• _YOUR OBJECTIVE_:
Working through the entries below, find how many lines include "jquery", then write only that number.
DATA TO EXAMINE: Begin
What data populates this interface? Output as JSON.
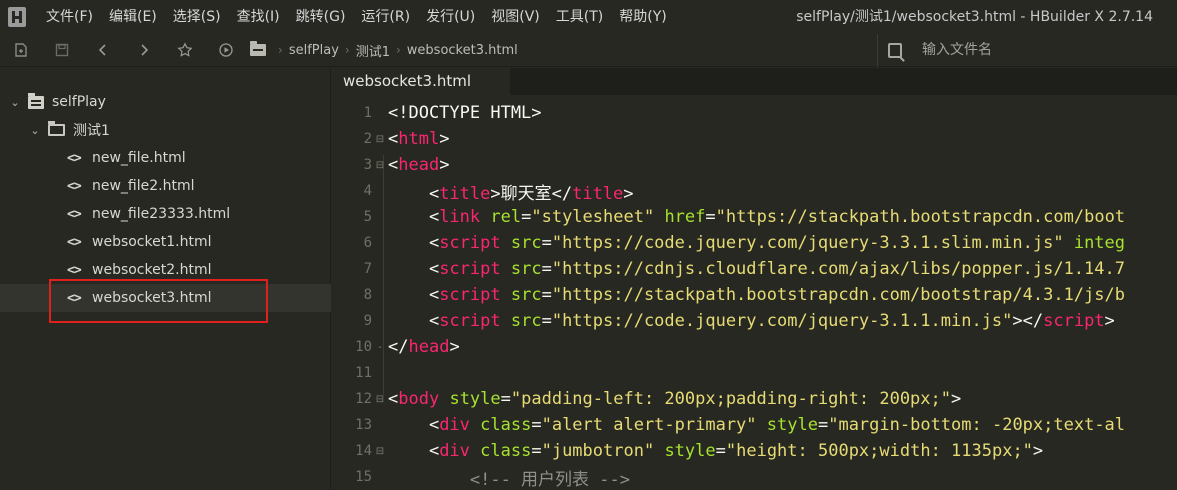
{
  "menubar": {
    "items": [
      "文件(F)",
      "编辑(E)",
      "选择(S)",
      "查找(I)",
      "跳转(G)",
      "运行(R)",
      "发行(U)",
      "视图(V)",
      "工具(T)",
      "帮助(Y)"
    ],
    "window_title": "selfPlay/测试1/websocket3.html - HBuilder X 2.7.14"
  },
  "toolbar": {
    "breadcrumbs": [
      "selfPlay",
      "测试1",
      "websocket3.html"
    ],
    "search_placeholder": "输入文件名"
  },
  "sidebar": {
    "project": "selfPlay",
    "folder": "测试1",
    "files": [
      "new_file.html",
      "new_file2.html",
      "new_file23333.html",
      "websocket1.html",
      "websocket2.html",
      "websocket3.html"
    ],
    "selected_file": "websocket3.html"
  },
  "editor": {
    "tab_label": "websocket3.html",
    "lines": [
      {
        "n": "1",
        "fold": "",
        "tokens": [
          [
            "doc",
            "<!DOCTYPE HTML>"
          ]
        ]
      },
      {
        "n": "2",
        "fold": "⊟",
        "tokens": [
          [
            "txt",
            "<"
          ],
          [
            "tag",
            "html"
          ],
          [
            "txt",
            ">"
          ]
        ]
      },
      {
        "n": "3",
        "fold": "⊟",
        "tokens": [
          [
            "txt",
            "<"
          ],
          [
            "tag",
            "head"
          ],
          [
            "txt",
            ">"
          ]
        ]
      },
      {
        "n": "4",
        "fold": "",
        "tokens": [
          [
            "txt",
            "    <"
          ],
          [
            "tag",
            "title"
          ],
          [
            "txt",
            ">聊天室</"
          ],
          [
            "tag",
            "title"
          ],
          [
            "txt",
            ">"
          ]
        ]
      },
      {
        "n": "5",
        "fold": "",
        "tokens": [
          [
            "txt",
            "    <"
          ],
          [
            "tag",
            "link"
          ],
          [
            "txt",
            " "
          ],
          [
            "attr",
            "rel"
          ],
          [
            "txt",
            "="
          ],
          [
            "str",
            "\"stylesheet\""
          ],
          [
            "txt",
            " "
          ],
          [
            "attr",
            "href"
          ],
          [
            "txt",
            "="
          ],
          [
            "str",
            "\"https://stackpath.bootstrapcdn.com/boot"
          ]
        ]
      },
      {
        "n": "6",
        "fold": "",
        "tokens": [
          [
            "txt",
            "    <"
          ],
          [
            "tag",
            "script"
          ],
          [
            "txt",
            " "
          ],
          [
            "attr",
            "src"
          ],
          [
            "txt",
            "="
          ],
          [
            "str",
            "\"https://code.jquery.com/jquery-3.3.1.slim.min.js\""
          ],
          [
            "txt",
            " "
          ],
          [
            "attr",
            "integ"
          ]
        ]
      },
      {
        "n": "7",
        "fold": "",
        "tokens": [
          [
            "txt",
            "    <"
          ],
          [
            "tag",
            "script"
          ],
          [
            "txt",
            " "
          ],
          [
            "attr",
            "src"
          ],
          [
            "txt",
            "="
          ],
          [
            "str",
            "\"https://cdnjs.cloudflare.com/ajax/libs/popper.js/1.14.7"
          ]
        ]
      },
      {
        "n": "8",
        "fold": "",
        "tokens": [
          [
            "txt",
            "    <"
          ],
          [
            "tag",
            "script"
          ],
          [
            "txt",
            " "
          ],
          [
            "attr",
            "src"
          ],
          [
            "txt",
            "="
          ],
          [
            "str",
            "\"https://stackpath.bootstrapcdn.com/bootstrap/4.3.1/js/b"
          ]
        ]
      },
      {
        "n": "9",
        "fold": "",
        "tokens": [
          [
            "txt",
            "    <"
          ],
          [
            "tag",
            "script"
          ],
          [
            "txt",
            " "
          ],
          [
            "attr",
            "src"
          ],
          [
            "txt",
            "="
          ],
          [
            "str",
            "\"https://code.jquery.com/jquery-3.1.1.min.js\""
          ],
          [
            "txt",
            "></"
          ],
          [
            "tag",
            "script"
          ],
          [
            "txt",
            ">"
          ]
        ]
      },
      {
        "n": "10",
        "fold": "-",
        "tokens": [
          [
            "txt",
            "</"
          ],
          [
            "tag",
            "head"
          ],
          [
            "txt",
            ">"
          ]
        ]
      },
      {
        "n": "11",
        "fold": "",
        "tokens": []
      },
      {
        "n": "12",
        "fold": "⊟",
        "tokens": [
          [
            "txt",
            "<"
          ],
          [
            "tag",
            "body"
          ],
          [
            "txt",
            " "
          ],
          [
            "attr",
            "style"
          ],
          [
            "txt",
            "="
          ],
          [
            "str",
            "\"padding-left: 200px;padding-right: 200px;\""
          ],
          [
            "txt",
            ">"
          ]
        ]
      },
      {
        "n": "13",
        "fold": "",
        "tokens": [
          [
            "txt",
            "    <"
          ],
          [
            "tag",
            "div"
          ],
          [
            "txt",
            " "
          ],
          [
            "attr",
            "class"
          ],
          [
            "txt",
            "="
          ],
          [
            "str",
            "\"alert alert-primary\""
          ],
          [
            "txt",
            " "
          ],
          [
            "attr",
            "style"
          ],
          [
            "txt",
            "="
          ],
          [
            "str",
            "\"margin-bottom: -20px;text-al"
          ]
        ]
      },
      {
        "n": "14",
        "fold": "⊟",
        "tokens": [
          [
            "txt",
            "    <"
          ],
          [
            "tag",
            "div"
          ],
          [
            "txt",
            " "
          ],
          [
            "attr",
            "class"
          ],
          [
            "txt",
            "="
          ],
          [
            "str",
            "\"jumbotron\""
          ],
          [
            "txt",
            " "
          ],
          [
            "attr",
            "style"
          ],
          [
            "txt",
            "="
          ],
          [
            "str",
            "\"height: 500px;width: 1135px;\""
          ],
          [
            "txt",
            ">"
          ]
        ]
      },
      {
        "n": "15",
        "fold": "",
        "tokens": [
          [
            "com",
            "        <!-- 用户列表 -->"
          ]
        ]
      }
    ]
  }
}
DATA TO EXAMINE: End
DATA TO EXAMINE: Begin
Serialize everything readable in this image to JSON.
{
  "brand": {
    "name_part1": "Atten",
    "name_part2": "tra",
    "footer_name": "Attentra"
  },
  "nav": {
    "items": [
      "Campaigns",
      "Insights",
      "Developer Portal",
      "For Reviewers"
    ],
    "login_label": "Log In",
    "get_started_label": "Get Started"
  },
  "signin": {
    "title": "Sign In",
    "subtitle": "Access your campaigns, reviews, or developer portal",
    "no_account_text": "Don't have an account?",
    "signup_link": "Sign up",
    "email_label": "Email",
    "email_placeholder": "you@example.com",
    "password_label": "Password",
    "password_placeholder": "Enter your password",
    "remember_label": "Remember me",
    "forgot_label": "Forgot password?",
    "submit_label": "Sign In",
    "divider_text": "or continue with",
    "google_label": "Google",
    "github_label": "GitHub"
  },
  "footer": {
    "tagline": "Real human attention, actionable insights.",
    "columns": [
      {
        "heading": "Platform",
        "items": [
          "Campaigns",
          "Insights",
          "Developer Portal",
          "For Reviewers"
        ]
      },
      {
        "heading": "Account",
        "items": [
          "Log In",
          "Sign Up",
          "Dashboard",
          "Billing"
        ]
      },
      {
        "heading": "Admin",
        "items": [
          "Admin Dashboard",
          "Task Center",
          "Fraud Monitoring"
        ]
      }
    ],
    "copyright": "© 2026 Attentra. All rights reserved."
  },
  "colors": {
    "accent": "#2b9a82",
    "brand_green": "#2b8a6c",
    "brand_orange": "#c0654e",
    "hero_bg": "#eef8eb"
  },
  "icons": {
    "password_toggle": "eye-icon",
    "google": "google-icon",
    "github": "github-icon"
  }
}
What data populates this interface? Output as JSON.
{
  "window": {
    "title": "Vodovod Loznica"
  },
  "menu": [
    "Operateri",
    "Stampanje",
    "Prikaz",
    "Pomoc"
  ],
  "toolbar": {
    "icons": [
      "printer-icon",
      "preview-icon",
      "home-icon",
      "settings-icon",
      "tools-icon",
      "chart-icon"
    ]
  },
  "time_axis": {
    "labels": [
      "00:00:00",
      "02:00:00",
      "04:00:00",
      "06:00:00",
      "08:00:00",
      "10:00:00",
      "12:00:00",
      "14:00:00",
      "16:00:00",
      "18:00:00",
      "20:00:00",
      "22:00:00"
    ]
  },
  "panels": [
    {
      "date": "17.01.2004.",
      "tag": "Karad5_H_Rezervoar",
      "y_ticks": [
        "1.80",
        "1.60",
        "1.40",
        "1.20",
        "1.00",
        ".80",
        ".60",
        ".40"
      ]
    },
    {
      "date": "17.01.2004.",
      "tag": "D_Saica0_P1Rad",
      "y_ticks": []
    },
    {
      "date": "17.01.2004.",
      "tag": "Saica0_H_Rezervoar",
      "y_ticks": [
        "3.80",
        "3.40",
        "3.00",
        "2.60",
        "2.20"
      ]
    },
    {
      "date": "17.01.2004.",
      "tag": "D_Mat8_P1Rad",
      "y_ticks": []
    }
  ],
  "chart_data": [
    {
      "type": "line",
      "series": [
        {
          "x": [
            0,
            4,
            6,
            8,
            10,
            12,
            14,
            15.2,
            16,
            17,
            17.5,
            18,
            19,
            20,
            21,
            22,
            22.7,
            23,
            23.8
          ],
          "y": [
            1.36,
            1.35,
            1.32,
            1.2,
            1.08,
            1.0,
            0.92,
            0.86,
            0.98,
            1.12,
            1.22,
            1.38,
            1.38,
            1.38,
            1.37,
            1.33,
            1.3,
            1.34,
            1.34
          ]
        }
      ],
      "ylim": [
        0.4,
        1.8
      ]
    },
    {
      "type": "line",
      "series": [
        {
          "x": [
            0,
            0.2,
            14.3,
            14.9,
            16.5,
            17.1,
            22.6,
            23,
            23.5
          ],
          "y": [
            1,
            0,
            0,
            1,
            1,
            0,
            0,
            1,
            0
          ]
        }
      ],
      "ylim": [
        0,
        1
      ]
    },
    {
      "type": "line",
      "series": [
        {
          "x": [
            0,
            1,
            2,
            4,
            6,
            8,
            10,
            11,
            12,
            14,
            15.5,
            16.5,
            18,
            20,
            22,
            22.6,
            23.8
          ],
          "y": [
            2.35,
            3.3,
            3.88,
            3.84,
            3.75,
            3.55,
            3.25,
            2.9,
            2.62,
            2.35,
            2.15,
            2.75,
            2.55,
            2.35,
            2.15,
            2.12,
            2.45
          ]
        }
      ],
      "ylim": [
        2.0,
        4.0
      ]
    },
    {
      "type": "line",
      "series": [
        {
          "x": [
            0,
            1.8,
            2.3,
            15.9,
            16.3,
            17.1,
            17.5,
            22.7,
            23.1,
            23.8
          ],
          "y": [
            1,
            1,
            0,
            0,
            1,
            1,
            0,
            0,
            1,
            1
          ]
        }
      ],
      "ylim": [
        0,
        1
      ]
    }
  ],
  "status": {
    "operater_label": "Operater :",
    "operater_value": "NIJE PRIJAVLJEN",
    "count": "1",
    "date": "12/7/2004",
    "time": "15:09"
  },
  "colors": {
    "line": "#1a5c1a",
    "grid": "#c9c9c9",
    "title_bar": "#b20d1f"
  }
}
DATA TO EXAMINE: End
• _EXPECTED OUTPUT_:
2